The blunted pain and hyperalgesia to chemical stimuli (intracolonic capsaicin or mustard oil) in Nav1.8-null mice could be attributable to participation of Nav1.8 in sustained spontaneous activity in sensitized nociceptors in the absence of additional stimuli or to an involvement of Nav1.8 in sustained activity per se. The sustained pain and hyperalgesia after capsaicin rely on ongoing activity in nociceptors sensitized by the initial application. As well as sensitizing nociceptors, mustard oil provokes tissue damage, thus providing an additional source of ongoing input that may account for the less pronounced deficit in mustard oil-evoked behavior in Nav1.8-null mice.
A role for Nav1.8 in sustained firing and in control of the firing threshold has been proposed on the basis of the kinetic properties of the channel (McCleskey and Gold, 1999; Baker and Wood, 2001), and a specific role of Nav1.8 in prolonged capsaicin-evoked firing in sensitized nociceptors has also been proposed (Schmelz et al., 2000). An involvement in spontaneous firing in sensitized visceral nociceptors is also supported by the observations of Yoshimura et al. (2001) using a stimulus that acutely sensitizes bladder afferents, infusion of dilute acetic acid into the bladder. They found that spinal Fos expression was inhibited in rats given Nav1.8 antisense compared with rats given mismatch oligonucleotides.
To distinguish between the two possibilities discussed above, we tested the responses of Nav1.8-null mice to intraperitoneal cyclophosphamide. Cyclophosphamide administration produces cystitis as a result of the accumulation in the bladder of a toxic metabolite, acrolein, excreted in urine (Cox, 1979; Fraiser et al., 1991). Acrolein bladder toxicity produces neurogenic edema (Olivar and Laird, 1999; Laird et al., 2000). The toxin accumulates during the course of the 4 hr experiment, and the urothelial barrier gradually breaks down. This slow accumulation is accompanied by a slow increase in pain behaviors likely caused by the increasing stimulus intensity and the progressive recruitment of new populations of bladder nociceptors. Nav1.8-null mice showed no differences from wild types in the pain or referred hyperalgesia induced by cyclophosphamide cystitis, although the majority of bladder afferent neurons express TTX-r currents (Yoshimura et al., 1996). These data suggest that Nav1.8 is not essential for the behavioral response to tonic noxious chemical stimuli. However, the present data do not preclude the possibility that Nav1.8 plays a partial role in the pain behavior produced by this type of stimulus but that compensatory overexpression of other sodium channel subtypes in the −/− mice masks the full Nav1.8-null phenotype. This type of phenotype masking occludes a deficit in thermal hyperalgesia caused by intraplantar carrageenan in these mice (Akopian et al., 1999).

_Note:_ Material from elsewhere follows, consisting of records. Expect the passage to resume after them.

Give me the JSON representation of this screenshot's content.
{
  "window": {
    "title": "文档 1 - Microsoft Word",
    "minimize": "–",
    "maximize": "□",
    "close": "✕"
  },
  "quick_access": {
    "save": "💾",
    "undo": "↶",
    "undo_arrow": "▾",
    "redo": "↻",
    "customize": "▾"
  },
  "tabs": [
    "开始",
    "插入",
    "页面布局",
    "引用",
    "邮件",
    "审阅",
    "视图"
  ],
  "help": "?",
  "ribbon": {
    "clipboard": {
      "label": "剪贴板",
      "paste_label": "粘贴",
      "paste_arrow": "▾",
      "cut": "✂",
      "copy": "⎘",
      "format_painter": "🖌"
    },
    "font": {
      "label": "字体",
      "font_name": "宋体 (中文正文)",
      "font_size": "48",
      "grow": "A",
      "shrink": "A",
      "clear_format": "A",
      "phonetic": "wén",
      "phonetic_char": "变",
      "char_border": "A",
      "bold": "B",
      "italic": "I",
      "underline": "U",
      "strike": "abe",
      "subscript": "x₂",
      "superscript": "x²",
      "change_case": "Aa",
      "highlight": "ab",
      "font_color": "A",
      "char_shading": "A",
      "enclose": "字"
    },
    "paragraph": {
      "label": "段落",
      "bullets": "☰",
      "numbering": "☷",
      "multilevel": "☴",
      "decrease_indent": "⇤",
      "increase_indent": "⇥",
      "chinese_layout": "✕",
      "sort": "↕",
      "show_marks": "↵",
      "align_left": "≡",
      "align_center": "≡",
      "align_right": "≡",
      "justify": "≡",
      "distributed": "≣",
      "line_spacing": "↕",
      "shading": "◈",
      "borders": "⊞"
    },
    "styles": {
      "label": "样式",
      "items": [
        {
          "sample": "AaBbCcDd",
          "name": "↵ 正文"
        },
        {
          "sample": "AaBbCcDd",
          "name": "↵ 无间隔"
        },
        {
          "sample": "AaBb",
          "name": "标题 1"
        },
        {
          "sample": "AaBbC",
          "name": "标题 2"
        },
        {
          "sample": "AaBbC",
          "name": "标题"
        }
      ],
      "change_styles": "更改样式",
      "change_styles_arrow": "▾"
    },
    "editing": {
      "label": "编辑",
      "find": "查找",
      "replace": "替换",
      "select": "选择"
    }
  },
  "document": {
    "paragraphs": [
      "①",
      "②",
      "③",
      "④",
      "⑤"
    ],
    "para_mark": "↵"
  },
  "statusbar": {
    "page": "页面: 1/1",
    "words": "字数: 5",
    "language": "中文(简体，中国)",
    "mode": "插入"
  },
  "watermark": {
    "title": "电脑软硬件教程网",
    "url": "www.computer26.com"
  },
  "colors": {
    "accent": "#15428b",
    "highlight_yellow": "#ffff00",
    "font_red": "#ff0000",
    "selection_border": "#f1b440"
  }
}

We conclude that the complete lack of referred hyperalgesia and a greatly attenuated pain response after capsaicin observed in Nav1.8-null mice support the idea that Nav1.8 has an essential role in mediating sustained spontaneous activity in sensitized nociceptors. The attenuated response to intracolonic mustard oil in Nav1.8 −/− mice provides additional support for this hypothesis. Our data also suggest that Nav1.8 is not required for normal responses to tonic noxious chemical stimuli or acute noxious stimuli.
This work was supported by the Madrid Regional Government (Contrato Programa), the Ministry of Science and Technology, Spain (SAF-2000-0199), the Medical Research Council, and the Wellcome Trust, UK. J.M.A.L. was a Ramón y Cajal Investigator (Ministry of Science and Technology, Spain). We thank Marı́a-JoséGarcı́a for expert technical assistance and Fleur Geoghegan for help with genotyping.
Correspondence should be addressed to Dr. J. M. A. Laird, Department of Bioscience, AstraZeneca R&D Montreal, 7171 Frederick-Banting, St. Laurent, Quebec H4S 1Z9, Canada. E-mail:.